Those bids matter, both for the discipline of book history and the forever self-justifying vocation of the academic. Consider, in contrast, the proposal made by Michael Clune this August — first in Critical Inquiry, then in The Chronicle of Higher Education — that the value of a humanities professor lies in their judgment. Academics adjudicate, he argued, on whether we should spend our time reading Henry James or watching The Apprentice, and they teach us the skills to access and relish the superiority of the former. By his account, when professors remain content-neutral, they are not widening the canon; they are narrowing it by allowing the market to swoop in and feed us an all-Netflix diet. “If you tell me my preference for young adult fiction or reality TV shows is neither better nor worse than a preference for Emily Brontë or Ralph Ellison,” Clune wrote, “you are robbing me of the opportunity to enrich my life.”
Those words didn’t quite spawn an outrage, but they were expectedly controversial. The Chronicle soon published a counterbid chastising Clune for his aesthetic conservatism and his unwillingness to engage in more reflexive thinking. The writers proposed, instead, that the English professor should pursue a second-order interrogation, asking their classroom why we tend to attribute value to Brontë or Ellison. Doing so, they argued, opens a space for “aesthetic empathy”: mutual growth between student and teacher, in which the former might just show the latter there’s something to be learned from reality TV. Clune’s counter to the counter? He accused his opponents of bootstrapping the rights of a professor — from making literary judgment to “moral and metacognitive judgment.”
The coronet of the literary critic can shine garishly in these debates. Antes and emotions rise, as each side bellows that its brand of aesthetic education brings the proper form of public good. In the wake of Outrages, the scrupulous historicism of What We Talk About tempers those disputes by suggesting another hat.
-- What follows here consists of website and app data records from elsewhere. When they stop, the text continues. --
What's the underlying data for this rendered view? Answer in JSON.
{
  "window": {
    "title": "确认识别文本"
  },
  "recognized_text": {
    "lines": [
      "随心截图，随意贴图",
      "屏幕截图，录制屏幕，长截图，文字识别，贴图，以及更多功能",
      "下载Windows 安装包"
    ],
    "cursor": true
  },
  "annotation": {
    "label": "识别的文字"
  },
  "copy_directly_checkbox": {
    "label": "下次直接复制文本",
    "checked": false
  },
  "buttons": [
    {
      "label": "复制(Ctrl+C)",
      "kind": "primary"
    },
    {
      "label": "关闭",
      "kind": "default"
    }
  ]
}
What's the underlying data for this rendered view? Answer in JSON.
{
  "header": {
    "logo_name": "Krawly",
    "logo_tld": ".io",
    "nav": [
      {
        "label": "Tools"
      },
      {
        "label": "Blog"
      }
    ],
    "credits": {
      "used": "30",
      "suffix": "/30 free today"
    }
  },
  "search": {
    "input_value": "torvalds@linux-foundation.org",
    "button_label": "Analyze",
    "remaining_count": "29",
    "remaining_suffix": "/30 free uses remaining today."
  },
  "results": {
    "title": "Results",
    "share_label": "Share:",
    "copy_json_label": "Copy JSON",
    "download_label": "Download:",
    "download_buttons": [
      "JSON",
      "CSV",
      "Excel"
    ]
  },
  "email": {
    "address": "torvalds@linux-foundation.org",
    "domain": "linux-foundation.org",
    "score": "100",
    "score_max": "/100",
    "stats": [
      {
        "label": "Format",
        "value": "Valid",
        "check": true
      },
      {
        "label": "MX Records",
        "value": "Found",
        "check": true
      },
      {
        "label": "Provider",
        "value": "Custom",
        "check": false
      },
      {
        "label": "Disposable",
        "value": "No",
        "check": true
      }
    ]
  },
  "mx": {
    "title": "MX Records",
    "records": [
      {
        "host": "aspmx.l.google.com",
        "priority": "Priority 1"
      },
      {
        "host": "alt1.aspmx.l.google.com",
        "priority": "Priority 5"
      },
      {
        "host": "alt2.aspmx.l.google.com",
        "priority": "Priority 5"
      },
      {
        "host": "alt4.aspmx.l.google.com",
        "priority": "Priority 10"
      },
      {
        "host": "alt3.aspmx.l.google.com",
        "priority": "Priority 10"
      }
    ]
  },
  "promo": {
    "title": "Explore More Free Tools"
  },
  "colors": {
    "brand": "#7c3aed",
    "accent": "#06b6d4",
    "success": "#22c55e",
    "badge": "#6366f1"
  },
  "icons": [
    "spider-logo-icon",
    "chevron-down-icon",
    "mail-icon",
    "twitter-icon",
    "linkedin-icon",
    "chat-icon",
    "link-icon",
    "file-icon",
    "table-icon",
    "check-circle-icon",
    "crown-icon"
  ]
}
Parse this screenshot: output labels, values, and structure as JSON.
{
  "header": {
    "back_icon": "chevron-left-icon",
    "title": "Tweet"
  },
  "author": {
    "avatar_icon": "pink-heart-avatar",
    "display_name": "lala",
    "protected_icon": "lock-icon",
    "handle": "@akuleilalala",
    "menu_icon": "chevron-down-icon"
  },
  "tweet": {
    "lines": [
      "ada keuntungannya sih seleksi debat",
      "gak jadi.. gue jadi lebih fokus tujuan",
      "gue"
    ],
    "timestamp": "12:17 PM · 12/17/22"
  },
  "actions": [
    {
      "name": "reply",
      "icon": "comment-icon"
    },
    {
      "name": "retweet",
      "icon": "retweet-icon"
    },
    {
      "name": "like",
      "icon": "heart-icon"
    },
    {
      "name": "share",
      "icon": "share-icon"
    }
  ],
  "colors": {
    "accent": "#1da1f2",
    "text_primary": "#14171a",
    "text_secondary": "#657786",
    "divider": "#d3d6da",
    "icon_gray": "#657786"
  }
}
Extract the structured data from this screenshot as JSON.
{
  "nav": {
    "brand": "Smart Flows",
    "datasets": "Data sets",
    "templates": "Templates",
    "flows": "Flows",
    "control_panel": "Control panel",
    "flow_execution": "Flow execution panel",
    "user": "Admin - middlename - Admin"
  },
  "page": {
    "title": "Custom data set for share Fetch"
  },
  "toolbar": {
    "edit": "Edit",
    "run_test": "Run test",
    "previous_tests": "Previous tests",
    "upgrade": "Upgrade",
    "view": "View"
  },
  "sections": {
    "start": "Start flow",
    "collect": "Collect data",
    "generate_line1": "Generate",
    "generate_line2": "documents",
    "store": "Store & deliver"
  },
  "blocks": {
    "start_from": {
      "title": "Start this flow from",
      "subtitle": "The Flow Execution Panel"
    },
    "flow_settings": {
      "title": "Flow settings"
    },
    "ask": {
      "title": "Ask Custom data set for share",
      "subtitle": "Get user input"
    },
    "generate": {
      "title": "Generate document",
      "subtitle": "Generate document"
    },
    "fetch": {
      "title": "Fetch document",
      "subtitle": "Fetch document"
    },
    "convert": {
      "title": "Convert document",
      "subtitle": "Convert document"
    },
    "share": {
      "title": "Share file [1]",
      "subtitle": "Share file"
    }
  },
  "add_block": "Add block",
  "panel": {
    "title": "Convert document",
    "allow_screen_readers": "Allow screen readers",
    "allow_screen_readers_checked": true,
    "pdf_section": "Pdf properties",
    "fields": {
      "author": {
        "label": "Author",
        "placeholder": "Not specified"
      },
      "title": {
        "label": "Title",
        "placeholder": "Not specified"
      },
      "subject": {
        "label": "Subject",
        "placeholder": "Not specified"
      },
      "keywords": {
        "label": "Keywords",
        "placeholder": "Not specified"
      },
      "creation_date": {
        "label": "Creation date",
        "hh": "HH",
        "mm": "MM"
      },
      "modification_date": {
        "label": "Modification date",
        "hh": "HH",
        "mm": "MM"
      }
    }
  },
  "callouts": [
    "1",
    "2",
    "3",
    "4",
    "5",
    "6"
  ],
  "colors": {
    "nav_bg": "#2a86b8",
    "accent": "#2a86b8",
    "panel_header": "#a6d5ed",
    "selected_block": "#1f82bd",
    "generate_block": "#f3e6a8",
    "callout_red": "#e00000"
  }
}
When wearing it, we might discuss how James negotiated contracts with his transatlantic publishers, or note that The Ambassadors’s first American edition swapped Chapters 28 and 29. We could call myth on Clune’s binary between reality TV and Emily Brontë by citing a review — “In spite of the disgusting coarseness of much of the dialogue, and the improbabilities of much of the plot, we are spellbound” — and asking whether it refers to Wuthering Heights or The Bachelor. Price never makes such an explicit bid, but her headgear raises a paddle. It reminds us that when a sterling English professor talks about books, she may offer something different from judgment: truth.
Colton Valentine is a PhD candidate in English at Yale.